“Inter collapse, now it’s a real crisis” reads the headline in La Repubblica over the match report from the San Siro on Friday night, with Diego Costa beginning the piece saying “Inter are a side who are lost”. Fabrizio Bocca, also La Rep, allowed himself a single word to describe the result, “Amen”. That is to say, that while the current run is shocking it is completely believable and somewhat unsurprising. The root causes of the problems affecting the Milan club are numerous, and well documented elsewhere, but throughout this season and more specifically the recent poor run one aspect of the Inter team has been particularly interesting to follow: the deployment of Wesley Sneijder.
In La Gazzetta dello Sport Andrea Elefante writes that “that fearful day has arrived where Wesley Sneijder becomes a problem”, What does a coach do when his best player becomes his biggest problem? Sneijder had been injured for 2 and a half months of the season, missing games between the start of November and mid-February. Inter proved themselves capable of surviving without the muse who was once their sole creative force.
Ranieri had been able to get the side to do the basics again, selecting a flat midfield four, with Ricky Alvarez on the left given licence to cut inside when in possession. This simplicity wasn’t always attractive but it made it easier for Inter to cover the width of the pitch defensively and offensively and, most importantly, it worked.
Inter have only won 6 of the 17 games that Sneijder has played in this season (33%), compared to 60% without him (9 out of 15). This is only scratches the surface of the problem, but it suggests that the team does not perform when he is involved – perhaps it is no surprise that Inter’s run of good results coincided with the Dutchman’s absence.

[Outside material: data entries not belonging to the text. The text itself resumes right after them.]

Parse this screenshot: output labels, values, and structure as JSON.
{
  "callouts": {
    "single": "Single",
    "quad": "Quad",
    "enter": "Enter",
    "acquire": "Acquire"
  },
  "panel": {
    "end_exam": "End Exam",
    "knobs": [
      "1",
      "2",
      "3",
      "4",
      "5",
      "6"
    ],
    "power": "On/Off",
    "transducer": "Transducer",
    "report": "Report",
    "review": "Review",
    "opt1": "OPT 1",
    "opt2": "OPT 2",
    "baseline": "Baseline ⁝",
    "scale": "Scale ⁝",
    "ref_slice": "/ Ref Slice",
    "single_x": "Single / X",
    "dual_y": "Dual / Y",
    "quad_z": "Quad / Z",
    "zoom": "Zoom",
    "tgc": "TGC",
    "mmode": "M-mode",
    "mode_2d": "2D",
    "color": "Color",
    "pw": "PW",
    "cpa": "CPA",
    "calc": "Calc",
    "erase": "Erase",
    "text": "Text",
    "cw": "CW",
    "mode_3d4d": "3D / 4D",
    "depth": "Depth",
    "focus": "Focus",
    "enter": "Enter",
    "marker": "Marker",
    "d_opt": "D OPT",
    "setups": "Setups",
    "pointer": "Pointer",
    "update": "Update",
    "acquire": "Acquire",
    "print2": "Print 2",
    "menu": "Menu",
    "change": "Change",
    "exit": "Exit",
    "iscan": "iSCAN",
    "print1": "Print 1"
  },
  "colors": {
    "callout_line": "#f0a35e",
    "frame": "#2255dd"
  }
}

When Ranieri arrived one of the first things he intended to do was “play Sneijder behind two strikers” as a trequartista, “this is his best position” he continued. But since Sneijder’s return from a thigh injury, Ranieri has tried 4 different formations and 5 different midfield line-ups, leaving him open to the accusation that he no longer knows his best team.
The problem was worst felt away against Lecce, where they faced a 3-5-2 whose wing-backs were able to plough deep into the Inter half to fire crosses into the penalty area before finding any opposition players. Inter’s midfield were too narrow and immobile to meet the threat and the Lecce goal came from exactly these positions. The situation raises further questions about Sneijder’s future at the club.
After their crushing defeat to Bologna, Ranieri commented again on Sneijder’s positioning, which suggests accommodating him is becoming incredibly problematic and unsettling:
“He should be our extra man behind the striker, but when I see we have trouble then I send him out wide so he can play without having to win back the ball. That forces me to readjust the whole team. We’ll have to see what we can do.”
In something of a sadist way, a drop in form, multiple niggling injuries and a large pay packet mean that the rest of the season will make for interesting viewing where Sneijder is concerned.
Image from Flickr.